If you're looking to create that digital masterpiece on the go, and more importantly, you're looking to do it on a budget… ArtRage for iPad is a good place to start.

If you look at the comparison chart, you'll notice there are some tools that are present in the desktop versions that are missing in the iPad version. The iPad version comes with most of the tools with the exception of the Effects Tools ('Gloop' Pen, Sticker Spray, Selection Tool, Transformation Tool, Text Tool) and the Utility Tools (Cloner, Gradient Fill, Pattern Fill). Honestly, it has so much to offer, that I didn't miss those tools at all.

And wow, did I love this interface.

All of the tools are accessible by tapping on the designated corner, and the color wheel is accessible by tapping on the opposite corner. An excellent feature is having the option to keep the toolset and color wheel present at all times. Alternatively, you may choose to minimize the panels, only showing the currently selected tool.

My only gripe with the iPad version is how the file management (Gallery) is handled. It feels cumbersome. It's also not intuitive. I found myself having to tap a few of the buttons in order to find the options I needed.

Overall, ArtRage for iPad is an absolutely a keeper! Whether you're on the go, or just sitting on your favorite couch… ArtRage for iPad is an excellent creative companion for both the novice and professional.

ArtRage for iPhone

Just like the iPad version, the iPhone version doesn't include all of the tools present in the desktop versions. Surprisingly, some of the tools present in the iPad version and missing in the iPhone version. It boils down to this… the iPhone version only comes with the Basic Artist Tools: Oil Brush, Pencil, Palette Knife, Paint Tube, Color Sampler, Crayon, and Eraser. But, considering the small screen size, the tools present do seem adequate.

While it's not as robust as it's iPad counterpart, the interface is clean and intuitive. Accessing the toolset and color wheel is identical in the iPhone version as it is on the iPad version.

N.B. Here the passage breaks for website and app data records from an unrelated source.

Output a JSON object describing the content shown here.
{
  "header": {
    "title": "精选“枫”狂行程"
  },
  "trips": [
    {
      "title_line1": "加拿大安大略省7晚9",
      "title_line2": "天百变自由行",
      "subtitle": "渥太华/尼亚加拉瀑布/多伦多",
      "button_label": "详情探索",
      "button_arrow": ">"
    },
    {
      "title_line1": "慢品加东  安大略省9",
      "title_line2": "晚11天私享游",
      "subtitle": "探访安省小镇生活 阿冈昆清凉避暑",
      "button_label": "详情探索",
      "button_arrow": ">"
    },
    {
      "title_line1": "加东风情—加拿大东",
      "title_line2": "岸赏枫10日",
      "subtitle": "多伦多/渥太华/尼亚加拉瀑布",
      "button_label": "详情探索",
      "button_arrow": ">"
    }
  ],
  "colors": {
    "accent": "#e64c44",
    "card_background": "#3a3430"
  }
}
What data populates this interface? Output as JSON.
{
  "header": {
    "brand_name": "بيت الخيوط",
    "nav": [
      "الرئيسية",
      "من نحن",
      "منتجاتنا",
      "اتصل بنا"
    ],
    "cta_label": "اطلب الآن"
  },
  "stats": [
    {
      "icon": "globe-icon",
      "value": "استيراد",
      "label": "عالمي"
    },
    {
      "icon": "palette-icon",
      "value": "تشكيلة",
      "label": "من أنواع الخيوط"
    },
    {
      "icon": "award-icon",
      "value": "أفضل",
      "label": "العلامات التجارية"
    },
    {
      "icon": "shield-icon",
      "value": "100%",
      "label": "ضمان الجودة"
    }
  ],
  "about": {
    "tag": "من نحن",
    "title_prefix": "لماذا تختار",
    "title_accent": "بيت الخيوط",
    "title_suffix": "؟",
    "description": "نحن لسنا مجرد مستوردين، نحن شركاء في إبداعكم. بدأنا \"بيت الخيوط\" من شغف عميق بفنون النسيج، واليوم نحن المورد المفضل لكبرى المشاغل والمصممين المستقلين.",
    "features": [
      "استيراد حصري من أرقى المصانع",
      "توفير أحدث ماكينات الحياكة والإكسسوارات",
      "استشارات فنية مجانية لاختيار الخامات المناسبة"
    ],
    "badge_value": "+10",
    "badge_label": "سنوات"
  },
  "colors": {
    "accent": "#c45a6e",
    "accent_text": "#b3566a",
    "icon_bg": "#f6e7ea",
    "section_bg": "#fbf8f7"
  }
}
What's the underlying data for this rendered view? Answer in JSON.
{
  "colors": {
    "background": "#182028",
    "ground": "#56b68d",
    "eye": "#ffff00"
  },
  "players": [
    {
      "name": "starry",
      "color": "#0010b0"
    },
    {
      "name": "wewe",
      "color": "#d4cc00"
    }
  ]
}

The only difference is that the iPhone version brings up a full screen for tool selection. There is also no option of keeping the entire set present while working. The reason for this is the obvious lack of screen real estate available on the iPhone.

Similar to the iPad variant, the iPhone has a clunky file management interface. In my opinion, this is their weakest area in the software.

ArtRage seems to be turning out top-notch iOS applications. The application is quick to respond and has yet to give even the slightest indication that it's remotely capable of crashing. Trust me when I say… Murphy was an optimist… if an app can crash, I can make it happen.

Overall Impression If you're looking for a full-fledged art program for your iPhone, you may want to keep looking. On the other hand, if what you're after is an easy to use tool for creating on the go art… this is the app for you!

from iMore - The #1 iPhone, iPad, and iPod touch blog


The Strange Beauty of GE's Magnet Factories and Wind Turbines

The Strange Beauty of GE's Magnet Factories and Wind Turbines

Instagram has a few core themes: Things we buy. Trips we go on. Food we eat. But the systems that made all those things possible—engines, electricity, long-haul trains, shipping containers—have their own place on Instagram too. And it's wonderful.


via Gizmodo

F1 Tests 'Virtual Safety Car' That Forces Drivers To Slow Down

New X-Shot Blasters Have You Targeting Bugs, Not Your Co-Workers

New X-Shot Blasters Have You Targeting Bugs, Not Your Co-Workers

The folks over at Blaster Labs managed to get some surprisingly advanced info on a couple of new dart guns that Zuru will be adding to its X-Shot line in the fall of 2015—a full year ahead of their official release.


via Gizmodo